Each record below is to be copied exactly; the pictures are to be omitted.

(Data records)
□ □ □ □ □ □ □

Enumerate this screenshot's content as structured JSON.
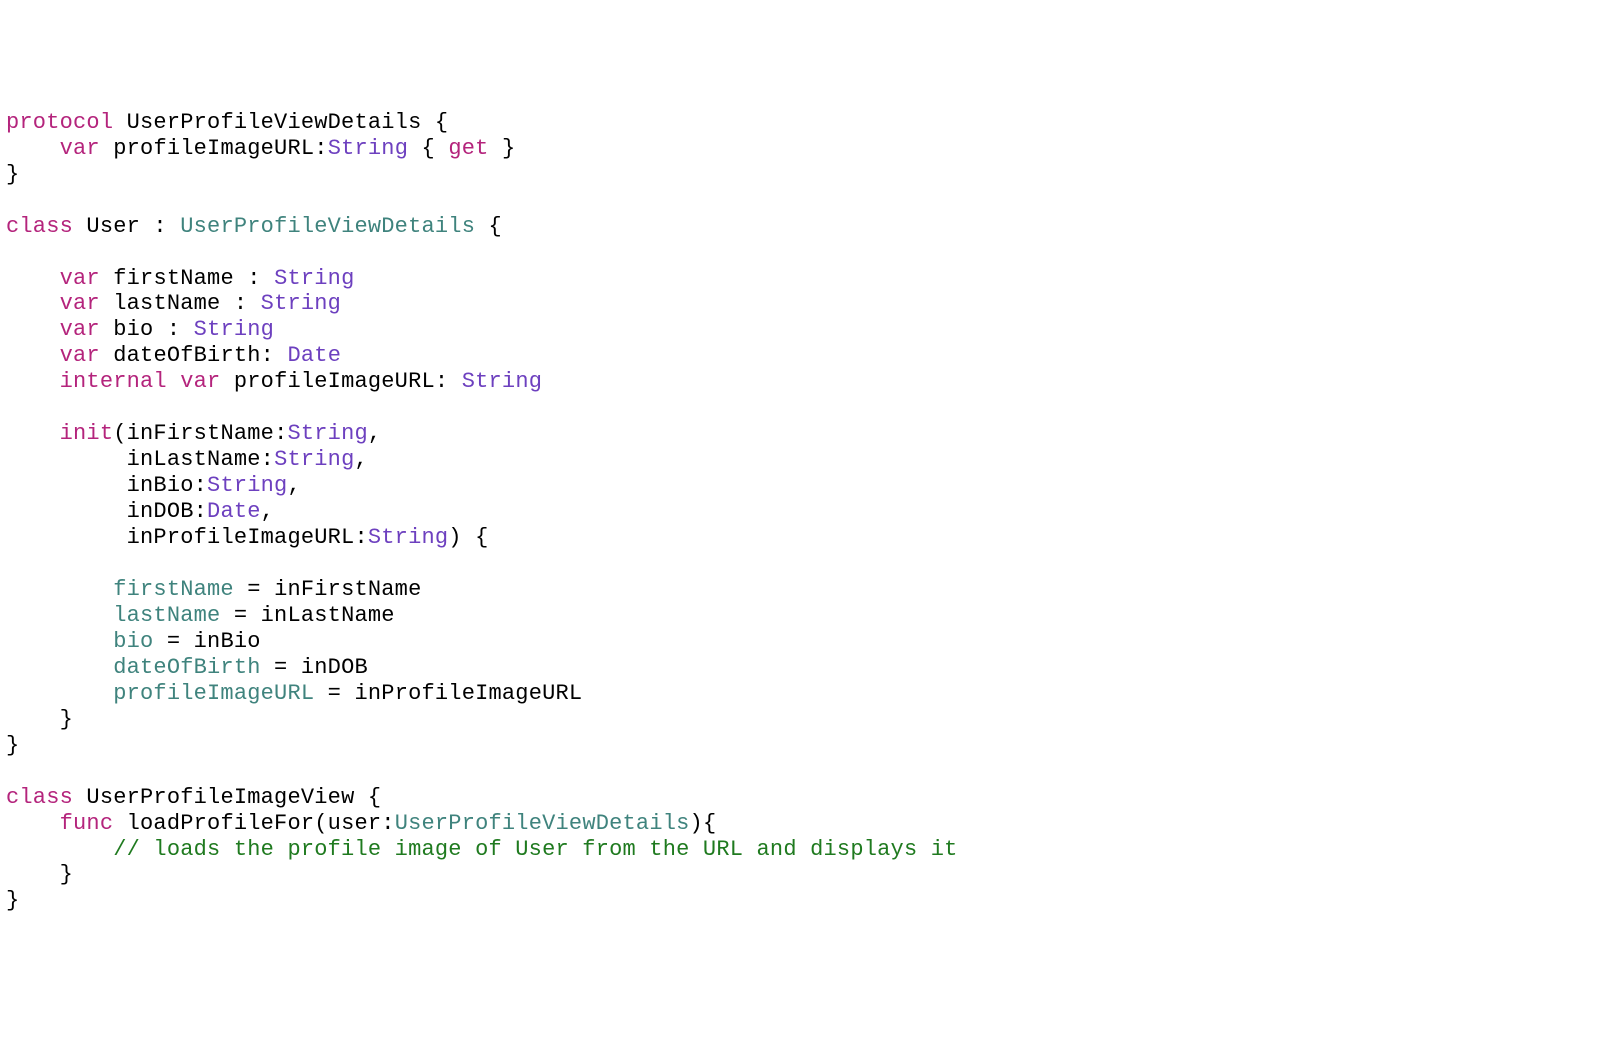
{
  "kw": {
    "protocol": "protocol",
    "var": "var",
    "get": "get",
    "class": "class",
    "internal": "internal",
    "init": "init",
    "func": "func"
  },
  "type": {
    "String": "String",
    "Date": "Date"
  },
  "utype": {
    "UserProfileViewDetails": "UserProfileViewDetails"
  },
  "name": {
    "User": "User",
    "UserProfileImageView": "UserProfileImageView",
    "profileImageURL": "profileImageURL",
    "firstName": "firstName",
    "lastName": "lastName",
    "bio": "bio",
    "dateOfBirth": "dateOfBirth",
    "inFirstName": "inFirstName",
    "inLastName": "inLastName",
    "inBio": "inBio",
    "inDOB": "inDOB",
    "inProfileImageURL": "inProfileImageURL",
    "loadProfileFor": "loadProfileFor",
    "user": "user"
  },
  "mem": {
    "firstName": "firstName",
    "lastName": "lastName",
    "bio": "bio",
    "dateOfBirth": "dateOfBirth",
    "profileImageURL": "profileImageURL"
  },
  "cmt": {
    "load": "// loads the profile image of User from the URL and displays it"
  }
}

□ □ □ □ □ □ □

» **Result of this task**:
Enumerate this screenshot's content as structured JSON.
{
  "kw": {
    "protocol": "protocol",
    "var": "var",
    "get": "get",
    "class": "class",
    "internal": "internal",
    "init": "init",
    "func": "func"
  },
  "type": {
    "String": "String",
    "Date": "Date"
  },
  "utype": {
    "UserProfileViewDetails": "UserProfileViewDetails"
  },
  "name": {
    "User": "User",
    "UserProfileImageView": "UserProfileImageView",
    "profileImageURL": "profileImageURL",
    "firstName": "firstName",
    "lastName": "lastName",
    "bio": "bio",
    "dateOfBirth": "dateOfBirth",
    "inFirstName": "inFirstName",
    "inLastName": "inLastName",
    "inBio": "inBio",
    "inDOB": "inDOB",
    "inProfileImageURL": "inProfileImageURL",
    "loadProfileFor": "loadProfileFor",
    "user": "user"
  },
  "mem": {
    "firstName": "firstName",
    "lastName": "lastName",
    "bio": "bio",
    "dateOfBirth": "dateOfBirth",
    "profileImageURL": "profileImageURL"
  },
  "cmt": {
    "load": "// loads the profile image of User from the URL and displays it"
  }
}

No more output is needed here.